In this day in age, it can be hard to tell a professional from an amateur. 

Many of us are opting to work from home, joined the freelance contingency or have a relaxed dress code.  It’s not unusual to meet in a hipster coffee shop as opposed to a swanky downtown office building or to meet someone with a hoody and a pair of converse teamed with ripped jeans versus a suited individual.

In the PR industry, there’s no barrier to entry which means technically you don’t necessarily have had to study to public relations to be gainfully employed.  In the instances of other Chartered professions such as architecture or accountancy, you will have gone through many years of study and exams to be qualified.

Anyone running around with a laptop and a phone can call themselves a PR person.  They might have a few hundred or even thousand friends, fans, followers or connections on Facebook, Twitter or Snapchat but what skills do they possess when the going gets tough, when the client is demanding results, qualifying the ROI and in times of crisis?

PR done right can be magical, not because it’s Disney or Ab Fab where the world looks perfect and its party after party every night, but because public relations can have real power and influence.  PR can change behaviour, influence decision making, challenge perceptions and above all manage and build reputation.

Reading how to guides and having a go are all to be commended, because like most things in life practice makes perfect, but there are some things that you shouldn’t leave to chance.
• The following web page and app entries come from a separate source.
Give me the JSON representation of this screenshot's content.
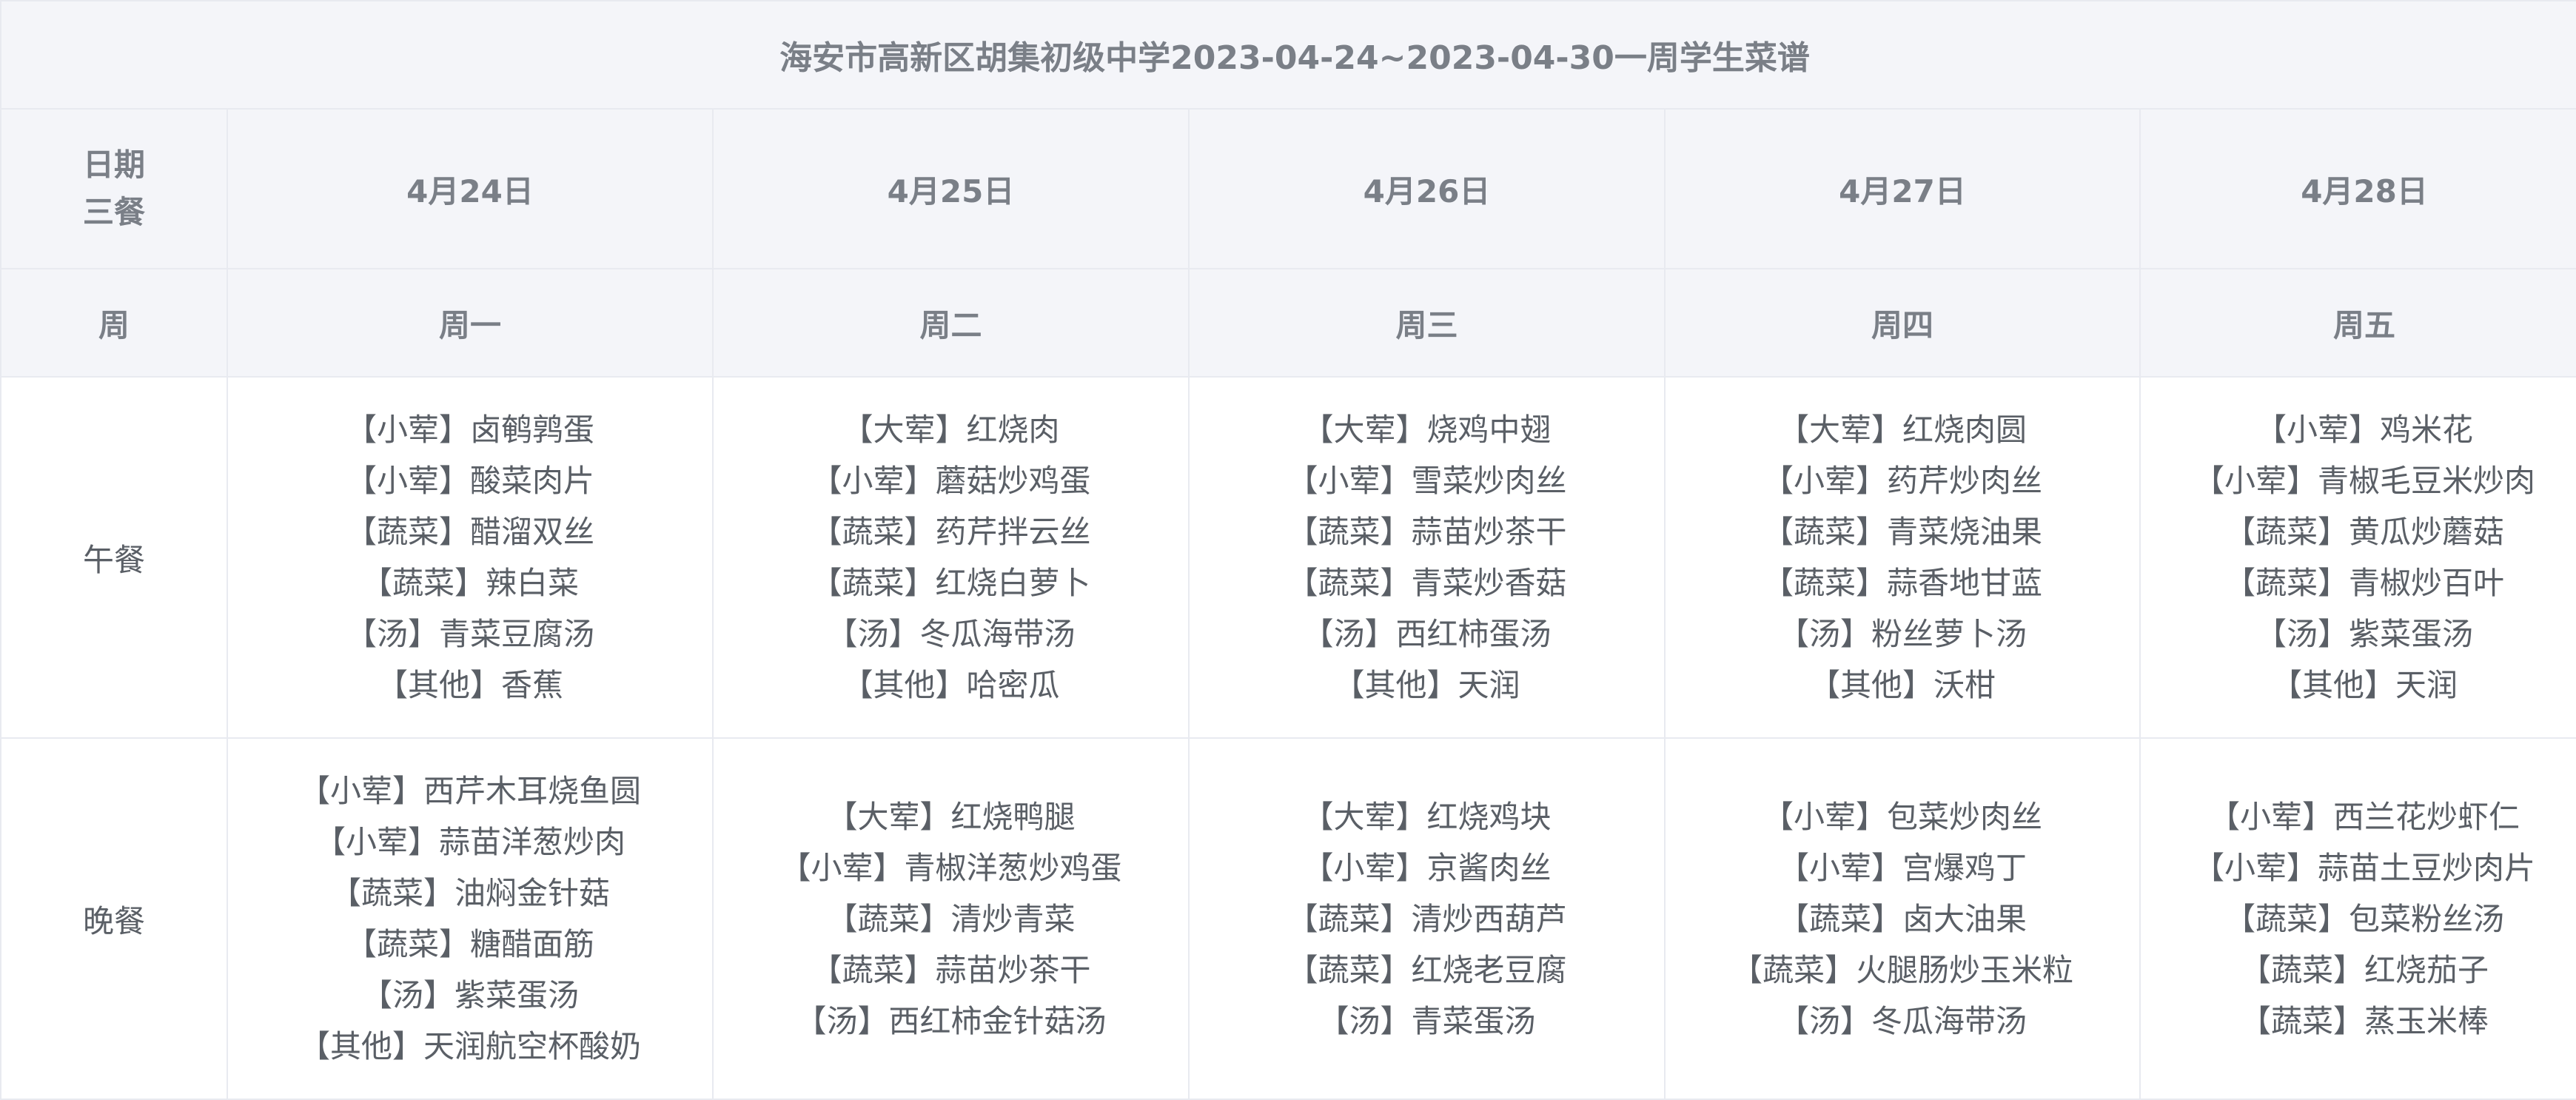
{
  "title": "海安市高新区胡集初级中学2023-04-24~2023-04-30一周学生菜谱",
  "header": {
    "date_label_1": "日期",
    "date_label_2": "三餐",
    "week_label": "周"
  },
  "days": [
    {
      "date": "4月24日",
      "weekday": "周一"
    },
    {
      "date": "4月25日",
      "weekday": "周二"
    },
    {
      "date": "4月26日",
      "weekday": "周三"
    },
    {
      "date": "4月27日",
      "weekday": "周四"
    },
    {
      "date": "4月28日",
      "weekday": "周五"
    }
  ],
  "meals": [
    {
      "name": "午餐",
      "dishes": [
        [
          "【小荤】卤鹌鹑蛋",
          "【小荤】酸菜肉片",
          "【蔬菜】醋溜双丝",
          "【蔬菜】辣白菜",
          "【汤】青菜豆腐汤",
          "【其他】香蕉"
        ],
        [
          "【大荤】红烧肉",
          "【小荤】蘑菇炒鸡蛋",
          "【蔬菜】药芹拌云丝",
          "【蔬菜】红烧白萝卜",
          "【汤】冬瓜海带汤",
          "【其他】哈密瓜"
        ],
        [
          "【大荤】烧鸡中翅",
          "【小荤】雪菜炒肉丝",
          "【蔬菜】蒜苗炒茶干",
          "【蔬菜】青菜炒香菇",
          "【汤】西红柿蛋汤",
          "【其他】天润"
        ],
        [
          "【大荤】红烧肉圆",
          "【小荤】药芹炒肉丝",
          "【蔬菜】青菜烧油果",
          "【蔬菜】蒜香地甘蓝",
          "【汤】粉丝萝卜汤",
          "【其他】沃柑"
        ],
        [
          "【小荤】鸡米花",
          "【小荤】青椒毛豆米炒肉",
          "【蔬菜】黄瓜炒蘑菇",
          "【蔬菜】青椒炒百叶",
          "【汤】紫菜蛋汤",
          "【其他】天润"
        ]
      ]
    },
    {
      "name": "晚餐",
      "dishes": [
        [
          "【小荤】西芹木耳烧鱼圆",
          "【小荤】蒜苗洋葱炒肉",
          "【蔬菜】油焖金针菇",
          "【蔬菜】糖醋面筋",
          "【汤】紫菜蛋汤",
          "【其他】天润航空杯酸奶"
        ],
        [
          "【大荤】红烧鸭腿",
          "【小荤】青椒洋葱炒鸡蛋",
          "【蔬菜】清炒青菜",
          "【蔬菜】蒜苗炒茶干",
          "【汤】西红柿金针菇汤"
        ],
        [
          "【大荤】红烧鸡块",
          "【小荤】京酱肉丝",
          "【蔬菜】清炒西葫芦",
          "【蔬菜】红烧老豆腐",
          "【汤】青菜蛋汤"
        ],
        [
          "【小荤】包菜炒肉丝",
          "【小荤】宫爆鸡丁",
          "【蔬菜】卤大油果",
          "【蔬菜】火腿肠炒玉米粒",
          "【汤】冬瓜海带汤"
        ],
        [
          "【小荤】西兰花炒虾仁",
          "【小荤】蒜苗土豆炒肉片",
          "【蔬菜】包菜粉丝汤",
          "【蔬菜】红烧茄子",
          "【蔬菜】蒸玉米棒"
        ]
      ]
    }
  ]
}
When it comes to reputation whether you’re a large organisation and are faced with something mega such as the BP oil disaster or the horse meat scandal it pays to have experts on your side.  You might think that this will never happen to you, but one tweet can be detrimental to your reputation, it can instantly leave you with no or little custom and a negative impression in the public domain.

You will have built your reputation up over time, maybe even years so don’t leave it in the hands of amateurs.  It would be akin to giving an inflated balloon to a cat with sharp claws.

When seeking out the services of a PR professional ask them:

1.     Are they a member of a professional body such as The Chartered Institute of Public Relations (CIPR)?

2.    Are they a Chartered Practitioner?

3.    How will they deliver impact for your business?

4.    Ask about what they have done for other or similar clients; they should be only too delighted to speak of their successes (they are PR people after all).